They were such an inspiration; Katie always did what she wanted. She was the wanderer and swimmer. Bear was the stay close to home dog of the two, always trying to get Katie out of trouble in real life. If Katie was doing something wrong, Bear would go bring her home. When Bear passed away, Katie was never the same. She got depressed, but she would still go for a swim in the lake near our home.
Loni R. Burchett
Sometimes all that's needed to heal a wounded soul and lift a sagging spirit is one loving listener, for at its core, listening is love-love that sacrifices its need to be heard in favor of hearing, a desire to lecture in favor of learning, an opportunity to show off in favor of showing compassion. Instead of always leading the way, a patient listener, just by nodding in all the right places, can help a wanderer discover the right path on her own.
There are no words that can tell the hidden spirit of the wilderness, that can reveal its mystery, its melancholy and its charm. There is a delight in the hardy life of the open... Apart from this, yet mingled with it, is the strong attraction of the silent places, of the large tropic moons, and the splendor of the new stars; where the wanderer sees the awful glory of sunrise and sunset in the wide waste spaces of the earth, unworn of man, and changed only by the slow change of the ages through time everlasting.
That is the charm of a map. It represents the other side of the horizon where everything is possible.
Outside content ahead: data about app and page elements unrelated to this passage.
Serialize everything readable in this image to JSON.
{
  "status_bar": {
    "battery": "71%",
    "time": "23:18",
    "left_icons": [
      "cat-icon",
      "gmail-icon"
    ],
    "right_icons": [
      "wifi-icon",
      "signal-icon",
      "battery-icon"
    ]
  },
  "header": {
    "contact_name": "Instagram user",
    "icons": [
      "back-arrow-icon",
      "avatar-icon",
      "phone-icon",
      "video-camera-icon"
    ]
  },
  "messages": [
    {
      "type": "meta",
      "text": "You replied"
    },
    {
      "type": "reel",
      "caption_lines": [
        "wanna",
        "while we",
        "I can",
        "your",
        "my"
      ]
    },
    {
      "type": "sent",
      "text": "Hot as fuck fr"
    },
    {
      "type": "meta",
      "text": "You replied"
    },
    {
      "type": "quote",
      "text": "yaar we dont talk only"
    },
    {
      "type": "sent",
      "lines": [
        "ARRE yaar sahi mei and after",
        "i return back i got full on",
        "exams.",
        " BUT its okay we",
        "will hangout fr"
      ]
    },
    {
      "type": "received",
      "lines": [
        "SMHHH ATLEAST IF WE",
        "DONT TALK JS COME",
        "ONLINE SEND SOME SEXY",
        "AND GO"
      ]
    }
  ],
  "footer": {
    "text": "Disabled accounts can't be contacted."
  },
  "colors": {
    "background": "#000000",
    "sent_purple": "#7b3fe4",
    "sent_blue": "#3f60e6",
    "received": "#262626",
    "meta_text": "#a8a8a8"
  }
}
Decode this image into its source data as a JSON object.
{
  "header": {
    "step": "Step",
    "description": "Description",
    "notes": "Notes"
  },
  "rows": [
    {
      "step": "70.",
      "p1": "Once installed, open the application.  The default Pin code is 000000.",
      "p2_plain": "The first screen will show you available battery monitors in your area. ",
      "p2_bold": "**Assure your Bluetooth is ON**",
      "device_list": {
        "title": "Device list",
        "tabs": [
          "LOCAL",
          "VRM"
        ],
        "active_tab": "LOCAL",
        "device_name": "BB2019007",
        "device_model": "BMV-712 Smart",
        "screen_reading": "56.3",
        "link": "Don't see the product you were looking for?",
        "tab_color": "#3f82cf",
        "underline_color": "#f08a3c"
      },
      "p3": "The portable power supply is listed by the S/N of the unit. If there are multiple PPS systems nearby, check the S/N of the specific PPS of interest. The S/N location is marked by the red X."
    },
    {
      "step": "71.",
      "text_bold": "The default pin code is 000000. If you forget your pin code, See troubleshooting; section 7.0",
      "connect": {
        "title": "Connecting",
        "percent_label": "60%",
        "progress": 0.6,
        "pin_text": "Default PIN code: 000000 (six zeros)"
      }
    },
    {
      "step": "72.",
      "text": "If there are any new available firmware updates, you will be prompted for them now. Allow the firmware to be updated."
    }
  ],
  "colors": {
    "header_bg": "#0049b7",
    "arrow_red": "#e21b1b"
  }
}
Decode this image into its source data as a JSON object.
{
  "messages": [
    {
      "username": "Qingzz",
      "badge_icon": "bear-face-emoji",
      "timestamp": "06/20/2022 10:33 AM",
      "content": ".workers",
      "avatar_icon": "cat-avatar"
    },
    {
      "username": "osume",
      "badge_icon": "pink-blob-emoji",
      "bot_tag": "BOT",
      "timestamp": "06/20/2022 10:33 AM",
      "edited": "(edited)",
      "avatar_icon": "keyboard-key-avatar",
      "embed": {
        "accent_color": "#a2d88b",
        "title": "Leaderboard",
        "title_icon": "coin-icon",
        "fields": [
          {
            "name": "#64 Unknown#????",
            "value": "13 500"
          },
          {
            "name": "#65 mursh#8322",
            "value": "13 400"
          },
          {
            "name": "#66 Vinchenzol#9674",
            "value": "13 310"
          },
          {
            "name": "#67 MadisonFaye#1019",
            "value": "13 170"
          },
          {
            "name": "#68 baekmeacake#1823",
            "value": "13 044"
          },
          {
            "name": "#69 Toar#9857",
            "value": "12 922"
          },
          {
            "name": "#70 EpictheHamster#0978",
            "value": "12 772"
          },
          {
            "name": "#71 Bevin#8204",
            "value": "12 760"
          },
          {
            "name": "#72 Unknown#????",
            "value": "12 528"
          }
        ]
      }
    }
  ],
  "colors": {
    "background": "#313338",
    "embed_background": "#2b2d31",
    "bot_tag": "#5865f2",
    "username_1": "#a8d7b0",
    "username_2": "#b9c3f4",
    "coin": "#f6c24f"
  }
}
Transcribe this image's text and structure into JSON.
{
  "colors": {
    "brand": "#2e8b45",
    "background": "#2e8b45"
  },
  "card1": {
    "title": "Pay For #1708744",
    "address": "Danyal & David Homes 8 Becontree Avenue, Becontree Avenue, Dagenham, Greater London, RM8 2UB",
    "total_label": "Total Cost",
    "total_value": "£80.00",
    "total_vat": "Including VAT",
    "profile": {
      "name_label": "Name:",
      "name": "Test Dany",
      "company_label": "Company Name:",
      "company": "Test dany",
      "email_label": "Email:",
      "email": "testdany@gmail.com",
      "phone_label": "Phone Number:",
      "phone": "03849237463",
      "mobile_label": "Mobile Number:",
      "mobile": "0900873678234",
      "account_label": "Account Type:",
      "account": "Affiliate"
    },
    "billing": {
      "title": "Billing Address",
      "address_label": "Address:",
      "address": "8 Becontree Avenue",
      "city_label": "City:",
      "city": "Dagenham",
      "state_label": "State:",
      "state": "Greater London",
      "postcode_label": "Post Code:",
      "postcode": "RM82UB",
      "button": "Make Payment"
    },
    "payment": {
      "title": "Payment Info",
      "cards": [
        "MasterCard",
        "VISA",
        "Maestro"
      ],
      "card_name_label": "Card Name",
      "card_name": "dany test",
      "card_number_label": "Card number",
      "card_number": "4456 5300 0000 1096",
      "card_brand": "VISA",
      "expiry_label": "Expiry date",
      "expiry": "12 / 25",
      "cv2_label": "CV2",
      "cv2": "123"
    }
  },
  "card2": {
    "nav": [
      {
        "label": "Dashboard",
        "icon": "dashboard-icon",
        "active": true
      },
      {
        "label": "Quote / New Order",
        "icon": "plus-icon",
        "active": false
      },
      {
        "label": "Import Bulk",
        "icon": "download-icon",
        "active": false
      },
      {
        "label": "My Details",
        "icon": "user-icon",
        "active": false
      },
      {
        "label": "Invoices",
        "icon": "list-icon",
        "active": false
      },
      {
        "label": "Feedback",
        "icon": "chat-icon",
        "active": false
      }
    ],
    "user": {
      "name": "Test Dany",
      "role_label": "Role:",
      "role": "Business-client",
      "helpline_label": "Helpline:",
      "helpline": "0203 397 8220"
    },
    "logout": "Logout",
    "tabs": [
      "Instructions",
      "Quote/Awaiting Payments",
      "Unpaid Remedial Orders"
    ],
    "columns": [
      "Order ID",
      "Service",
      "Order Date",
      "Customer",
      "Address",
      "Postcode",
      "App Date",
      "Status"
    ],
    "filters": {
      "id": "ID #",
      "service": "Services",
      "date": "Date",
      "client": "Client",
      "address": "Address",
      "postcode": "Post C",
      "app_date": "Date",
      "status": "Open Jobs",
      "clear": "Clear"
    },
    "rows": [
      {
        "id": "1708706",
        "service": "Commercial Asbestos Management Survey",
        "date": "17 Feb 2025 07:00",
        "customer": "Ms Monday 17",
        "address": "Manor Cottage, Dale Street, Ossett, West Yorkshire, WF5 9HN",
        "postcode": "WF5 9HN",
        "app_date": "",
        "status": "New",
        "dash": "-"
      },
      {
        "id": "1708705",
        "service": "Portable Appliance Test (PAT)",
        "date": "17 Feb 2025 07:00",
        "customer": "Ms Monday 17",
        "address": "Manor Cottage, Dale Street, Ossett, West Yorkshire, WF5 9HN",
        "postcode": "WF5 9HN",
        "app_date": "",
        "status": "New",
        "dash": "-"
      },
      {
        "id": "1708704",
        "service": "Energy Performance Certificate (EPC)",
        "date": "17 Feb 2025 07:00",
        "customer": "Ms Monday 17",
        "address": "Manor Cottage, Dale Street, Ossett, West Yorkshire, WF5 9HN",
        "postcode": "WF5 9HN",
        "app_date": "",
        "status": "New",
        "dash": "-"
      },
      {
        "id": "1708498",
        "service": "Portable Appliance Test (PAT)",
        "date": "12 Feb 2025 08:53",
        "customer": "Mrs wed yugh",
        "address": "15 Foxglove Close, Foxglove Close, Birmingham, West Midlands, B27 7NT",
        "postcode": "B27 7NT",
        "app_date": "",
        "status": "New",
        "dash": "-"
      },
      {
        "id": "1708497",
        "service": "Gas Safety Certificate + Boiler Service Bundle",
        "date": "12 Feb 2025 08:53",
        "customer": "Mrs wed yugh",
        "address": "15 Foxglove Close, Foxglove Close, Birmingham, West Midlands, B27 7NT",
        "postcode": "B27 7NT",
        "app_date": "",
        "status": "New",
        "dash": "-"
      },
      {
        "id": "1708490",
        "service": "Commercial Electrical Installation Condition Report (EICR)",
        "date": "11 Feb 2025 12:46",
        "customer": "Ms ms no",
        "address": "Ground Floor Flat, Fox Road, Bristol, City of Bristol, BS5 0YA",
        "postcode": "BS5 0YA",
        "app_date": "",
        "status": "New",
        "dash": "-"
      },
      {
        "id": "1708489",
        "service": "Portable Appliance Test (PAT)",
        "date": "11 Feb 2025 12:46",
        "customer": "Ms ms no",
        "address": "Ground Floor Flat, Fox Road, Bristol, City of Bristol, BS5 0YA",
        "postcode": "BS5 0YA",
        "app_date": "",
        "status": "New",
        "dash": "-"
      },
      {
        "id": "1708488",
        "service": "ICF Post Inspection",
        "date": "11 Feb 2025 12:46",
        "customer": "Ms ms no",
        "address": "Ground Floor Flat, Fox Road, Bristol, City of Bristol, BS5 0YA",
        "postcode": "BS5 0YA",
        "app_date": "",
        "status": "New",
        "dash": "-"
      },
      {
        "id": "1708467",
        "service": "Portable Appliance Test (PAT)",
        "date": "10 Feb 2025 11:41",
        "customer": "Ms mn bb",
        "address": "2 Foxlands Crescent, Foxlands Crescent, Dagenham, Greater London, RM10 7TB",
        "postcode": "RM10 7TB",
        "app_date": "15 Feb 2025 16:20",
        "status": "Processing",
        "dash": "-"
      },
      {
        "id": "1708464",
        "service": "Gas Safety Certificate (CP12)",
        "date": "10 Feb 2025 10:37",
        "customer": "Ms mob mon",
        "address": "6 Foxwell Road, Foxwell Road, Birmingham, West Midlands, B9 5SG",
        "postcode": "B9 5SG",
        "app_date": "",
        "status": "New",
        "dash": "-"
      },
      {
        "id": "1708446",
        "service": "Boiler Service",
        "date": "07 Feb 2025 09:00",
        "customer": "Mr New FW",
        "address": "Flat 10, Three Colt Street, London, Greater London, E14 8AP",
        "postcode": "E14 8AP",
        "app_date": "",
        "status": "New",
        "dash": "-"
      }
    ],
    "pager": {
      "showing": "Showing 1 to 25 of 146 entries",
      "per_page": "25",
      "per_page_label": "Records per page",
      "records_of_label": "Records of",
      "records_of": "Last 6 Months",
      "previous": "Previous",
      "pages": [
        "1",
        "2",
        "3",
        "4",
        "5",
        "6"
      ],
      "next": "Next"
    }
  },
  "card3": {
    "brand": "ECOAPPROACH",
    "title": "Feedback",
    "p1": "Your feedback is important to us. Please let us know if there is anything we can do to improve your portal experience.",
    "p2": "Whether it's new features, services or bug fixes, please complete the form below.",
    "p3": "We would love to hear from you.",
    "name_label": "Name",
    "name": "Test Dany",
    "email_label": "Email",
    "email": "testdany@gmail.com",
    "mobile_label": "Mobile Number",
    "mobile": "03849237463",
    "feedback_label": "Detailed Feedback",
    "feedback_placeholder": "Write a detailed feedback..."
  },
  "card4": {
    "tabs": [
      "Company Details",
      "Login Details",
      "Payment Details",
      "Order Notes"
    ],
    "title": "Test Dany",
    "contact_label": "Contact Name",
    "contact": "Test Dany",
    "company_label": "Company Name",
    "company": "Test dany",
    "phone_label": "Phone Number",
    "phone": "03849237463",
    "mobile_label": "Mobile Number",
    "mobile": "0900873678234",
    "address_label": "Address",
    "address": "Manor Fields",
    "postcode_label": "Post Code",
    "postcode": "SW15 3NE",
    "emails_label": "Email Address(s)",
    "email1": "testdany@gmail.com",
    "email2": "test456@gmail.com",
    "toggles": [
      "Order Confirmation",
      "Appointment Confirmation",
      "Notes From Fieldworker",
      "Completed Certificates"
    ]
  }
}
It has the magic of anticipation without the toil and sweat of realization. The greatest romance ever written pales before the possibilities of adventure that lie in the faint blue trails from sea to sea. The perfect journey is never finished, the goal is always just across the next river, round the shoulder of the next mountain. There is always one more track to follow, one more mirage to explore. Achievement is the price which the wanderer pays for the right to venture.
I am more touched, still, that you are trying to understand - through rational thought - that which cannot be understood at all. The divine, as Boehme said, is unground, unfathomable, something outside the world as we experience it. But this is a difference of our minds, dearest one. I wish to arrive on wings, while you advance steadily on foot, magnifying glass in hand. I am a smattering wanderer, seeking God within the outer contours, searching for a new way of knowing. You stand upon the ground, and consider the evidence inch by inch. Your way is more rational and more methodical, but I cannot change my way.